Stones can have many aliases. This is due to language differences, supplier choice, coloquial trends or slang, or sometimes errors and ambiguity between rocks. Read more here.
|Blue Polar, Rasputin, Russischer Labrador|
Commercial classification sometimes differs to the scientific, geological designation. In particular, some limestones are deemed marble especially if they take a high polish. Read more here.
|Petrographic assignment||Anorthosite (Plutonite)|
|Age||600 million years (Pre-Cambrian)|
|Colouring minerals:||Blue-grey / green-black feldspar, black pyroxene, black-green olivine|
MOHS is the standard scale of hardness for minerals 1-10, with 10 being the MOHS of diamond. We also use the broad terms Hard and Soft for simplicity. Read more here.
Petrology:A very coarse-grained, dark blue-grey anorthosite consisiting of blue-black feldspar. Anorthosite: A phaneritic, intrusive igneous rock characterized by a predominance of plagioclase feldspar (90-100%), and a minimal mafic component (0-10%). Pyroxene, ilmenite, magnetite, and olivine are the mafic minerals most commonly present. The surface shimmers with blue-green flashes as viewing angle and lighting change. Black pyroxene, black-green olivine and silvery flakes of magnetite ore are interspersed with the crystals.
Petrogenesis:Consists predominantly of labradorite.
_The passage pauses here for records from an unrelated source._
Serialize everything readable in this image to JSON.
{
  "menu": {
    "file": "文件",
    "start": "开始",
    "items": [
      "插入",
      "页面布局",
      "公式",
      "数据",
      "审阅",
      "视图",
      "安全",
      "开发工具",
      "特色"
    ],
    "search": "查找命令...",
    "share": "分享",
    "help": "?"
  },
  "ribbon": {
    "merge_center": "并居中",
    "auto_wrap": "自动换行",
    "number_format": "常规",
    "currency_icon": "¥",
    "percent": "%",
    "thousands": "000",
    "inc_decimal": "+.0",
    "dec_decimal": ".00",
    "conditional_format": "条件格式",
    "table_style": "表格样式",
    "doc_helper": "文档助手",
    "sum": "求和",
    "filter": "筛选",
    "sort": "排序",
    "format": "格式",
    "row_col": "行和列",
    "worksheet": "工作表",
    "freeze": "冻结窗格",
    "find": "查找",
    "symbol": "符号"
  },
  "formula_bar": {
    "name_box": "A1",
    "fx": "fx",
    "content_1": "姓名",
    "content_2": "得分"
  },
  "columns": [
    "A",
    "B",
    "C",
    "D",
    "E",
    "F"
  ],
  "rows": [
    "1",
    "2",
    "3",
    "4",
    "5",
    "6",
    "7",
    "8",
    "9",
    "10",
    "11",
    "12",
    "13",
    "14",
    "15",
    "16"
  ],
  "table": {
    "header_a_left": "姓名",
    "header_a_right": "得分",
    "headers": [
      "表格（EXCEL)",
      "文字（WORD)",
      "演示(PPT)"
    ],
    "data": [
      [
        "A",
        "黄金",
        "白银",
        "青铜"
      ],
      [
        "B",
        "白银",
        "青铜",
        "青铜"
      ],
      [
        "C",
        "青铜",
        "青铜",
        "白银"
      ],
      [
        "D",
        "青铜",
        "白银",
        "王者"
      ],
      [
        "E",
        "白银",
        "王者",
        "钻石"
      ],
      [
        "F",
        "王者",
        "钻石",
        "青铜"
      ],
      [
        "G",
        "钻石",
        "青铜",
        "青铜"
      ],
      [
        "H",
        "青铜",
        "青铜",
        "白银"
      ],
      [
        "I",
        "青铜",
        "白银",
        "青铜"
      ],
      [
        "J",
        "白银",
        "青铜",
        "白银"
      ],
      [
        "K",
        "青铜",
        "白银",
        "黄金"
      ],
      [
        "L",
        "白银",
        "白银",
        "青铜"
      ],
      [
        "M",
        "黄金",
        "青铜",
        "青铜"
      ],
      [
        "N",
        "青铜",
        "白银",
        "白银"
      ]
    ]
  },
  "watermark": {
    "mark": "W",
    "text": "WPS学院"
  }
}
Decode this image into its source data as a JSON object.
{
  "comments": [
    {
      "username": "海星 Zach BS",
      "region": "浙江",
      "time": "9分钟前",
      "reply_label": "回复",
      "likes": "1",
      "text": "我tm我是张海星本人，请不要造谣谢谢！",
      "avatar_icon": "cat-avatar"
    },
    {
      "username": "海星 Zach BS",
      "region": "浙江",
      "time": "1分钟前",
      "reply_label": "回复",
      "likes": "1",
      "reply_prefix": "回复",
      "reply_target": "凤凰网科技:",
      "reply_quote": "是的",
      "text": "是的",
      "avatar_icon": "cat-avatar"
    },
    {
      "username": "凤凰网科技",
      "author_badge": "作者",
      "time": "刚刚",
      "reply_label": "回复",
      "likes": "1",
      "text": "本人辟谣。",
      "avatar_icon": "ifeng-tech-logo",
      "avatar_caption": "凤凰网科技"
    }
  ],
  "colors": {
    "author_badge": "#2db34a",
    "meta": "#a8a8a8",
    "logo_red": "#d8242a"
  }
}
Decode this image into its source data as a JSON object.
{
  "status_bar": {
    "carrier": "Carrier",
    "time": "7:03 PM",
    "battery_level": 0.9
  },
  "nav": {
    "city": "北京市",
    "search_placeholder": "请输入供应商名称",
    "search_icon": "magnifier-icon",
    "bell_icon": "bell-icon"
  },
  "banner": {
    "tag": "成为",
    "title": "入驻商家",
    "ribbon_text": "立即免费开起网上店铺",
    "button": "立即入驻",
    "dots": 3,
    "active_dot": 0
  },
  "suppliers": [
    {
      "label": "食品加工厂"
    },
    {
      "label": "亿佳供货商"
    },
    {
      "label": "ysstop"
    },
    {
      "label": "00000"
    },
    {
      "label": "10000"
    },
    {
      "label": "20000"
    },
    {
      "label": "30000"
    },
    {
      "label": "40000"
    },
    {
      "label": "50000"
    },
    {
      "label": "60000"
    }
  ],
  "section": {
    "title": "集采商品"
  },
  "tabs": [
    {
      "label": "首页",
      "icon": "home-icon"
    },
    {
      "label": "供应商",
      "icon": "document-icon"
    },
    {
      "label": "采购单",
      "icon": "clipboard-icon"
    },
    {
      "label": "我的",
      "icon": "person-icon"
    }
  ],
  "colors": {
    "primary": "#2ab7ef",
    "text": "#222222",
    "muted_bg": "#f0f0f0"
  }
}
Over millions of years cooling the magma crystallised into large, coarse grain plutonic rock.